The Lord did answer. A few months later the rain had washed away the official poster. Hundreds of Christians came back and meetings resumed on an even bigger scale. The authorities have ever since turned a blind eye, no doubt also encouraged by the high profile Pastor Lamb had by now gained overseas, particularly in America.
Billy Graham paid him a visit when he came to China. Nevertheless, he always kept his bag packed in the modest room he lived in, at the back of the meeting place — just in case of arrest.
Pastor Lamb was first and foremost a gospel preacher. People in China were (and still are) hungry for the gospel. I remember one sermon I heard him preach in his clear Cantonese, lasting 1 hour and 40 minutes — long even by Chinese house-church standards.
He had his idiosyncrasies. One group of American Presbyterians I took to meet him were aghast at his premillennial prophetic views and penchant for biblical numerology.
He also upset some by denouncing the much-vaunted ‘Back to Jerusalem’ Chinese mission movement as being largely bogus in its early, extremist manifestations overseas.
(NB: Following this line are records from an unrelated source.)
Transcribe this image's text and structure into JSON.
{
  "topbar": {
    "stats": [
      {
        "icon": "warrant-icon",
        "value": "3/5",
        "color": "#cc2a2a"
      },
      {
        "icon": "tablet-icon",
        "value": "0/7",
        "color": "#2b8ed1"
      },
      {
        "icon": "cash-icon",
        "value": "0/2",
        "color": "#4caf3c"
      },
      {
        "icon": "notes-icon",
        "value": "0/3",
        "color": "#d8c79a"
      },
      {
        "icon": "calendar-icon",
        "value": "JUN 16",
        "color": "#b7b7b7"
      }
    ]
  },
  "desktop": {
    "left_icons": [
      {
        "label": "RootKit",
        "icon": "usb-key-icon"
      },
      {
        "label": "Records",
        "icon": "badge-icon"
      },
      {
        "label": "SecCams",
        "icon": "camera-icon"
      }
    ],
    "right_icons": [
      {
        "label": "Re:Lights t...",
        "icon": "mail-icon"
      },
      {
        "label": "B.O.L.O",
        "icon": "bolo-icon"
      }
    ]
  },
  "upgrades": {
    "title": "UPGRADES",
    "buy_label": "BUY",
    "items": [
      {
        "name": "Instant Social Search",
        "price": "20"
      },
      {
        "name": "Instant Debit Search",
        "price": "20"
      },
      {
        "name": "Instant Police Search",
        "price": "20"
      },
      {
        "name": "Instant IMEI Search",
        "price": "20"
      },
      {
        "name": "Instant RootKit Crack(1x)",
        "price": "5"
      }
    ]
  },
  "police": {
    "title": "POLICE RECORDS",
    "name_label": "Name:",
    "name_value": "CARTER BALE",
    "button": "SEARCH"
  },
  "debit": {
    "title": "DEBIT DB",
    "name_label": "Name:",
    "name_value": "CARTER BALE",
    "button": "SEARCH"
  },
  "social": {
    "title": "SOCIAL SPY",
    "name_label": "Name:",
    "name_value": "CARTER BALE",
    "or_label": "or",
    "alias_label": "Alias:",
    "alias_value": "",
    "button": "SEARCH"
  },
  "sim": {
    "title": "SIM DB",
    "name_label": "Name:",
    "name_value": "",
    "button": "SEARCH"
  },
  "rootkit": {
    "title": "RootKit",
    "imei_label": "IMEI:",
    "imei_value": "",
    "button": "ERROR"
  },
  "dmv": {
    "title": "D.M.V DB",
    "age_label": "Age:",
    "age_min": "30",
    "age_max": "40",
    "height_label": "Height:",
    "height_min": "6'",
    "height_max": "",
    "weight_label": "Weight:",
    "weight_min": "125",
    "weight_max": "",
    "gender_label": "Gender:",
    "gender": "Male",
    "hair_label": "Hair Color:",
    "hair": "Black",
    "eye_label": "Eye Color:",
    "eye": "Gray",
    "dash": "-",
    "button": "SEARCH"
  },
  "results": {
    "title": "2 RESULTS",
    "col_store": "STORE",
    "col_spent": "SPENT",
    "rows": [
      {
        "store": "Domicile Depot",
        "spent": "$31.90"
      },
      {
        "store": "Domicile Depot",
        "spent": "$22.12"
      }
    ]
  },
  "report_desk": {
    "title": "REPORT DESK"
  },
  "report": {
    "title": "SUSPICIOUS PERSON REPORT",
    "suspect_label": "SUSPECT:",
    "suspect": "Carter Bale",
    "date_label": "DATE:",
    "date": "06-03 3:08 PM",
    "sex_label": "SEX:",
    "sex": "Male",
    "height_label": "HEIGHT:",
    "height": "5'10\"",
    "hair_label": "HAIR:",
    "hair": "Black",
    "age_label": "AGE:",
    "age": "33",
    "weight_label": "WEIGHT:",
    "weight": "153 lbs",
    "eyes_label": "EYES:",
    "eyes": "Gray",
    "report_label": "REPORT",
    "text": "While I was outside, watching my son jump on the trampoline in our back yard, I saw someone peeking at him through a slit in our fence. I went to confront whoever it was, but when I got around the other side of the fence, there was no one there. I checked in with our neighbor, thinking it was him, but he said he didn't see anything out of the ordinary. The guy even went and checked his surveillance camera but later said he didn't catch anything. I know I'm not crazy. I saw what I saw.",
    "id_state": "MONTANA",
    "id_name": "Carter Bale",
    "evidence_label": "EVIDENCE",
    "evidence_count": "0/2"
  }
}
But this humble servant of God trained a team of younger, full-time gospel workers. They are well able to carry the work forward. The 30,000 Christians who poured out on the streets of Guangzhou to attend his funeral were well aware that an era had passed with his passing.
The older house-church leaders who stood for Christ at so great a cost from the early 1950s to the late 1970s have now largely gone to glory. Pastor Lamb was one of the youngest of this generation.
His younger successors have been well trained. They are well aware that it is because of the living testimony of men and women like Lin Xiangao that, under God, the Chinese church has now grown to over 70 million believers, to become the largest evangelical community in the world.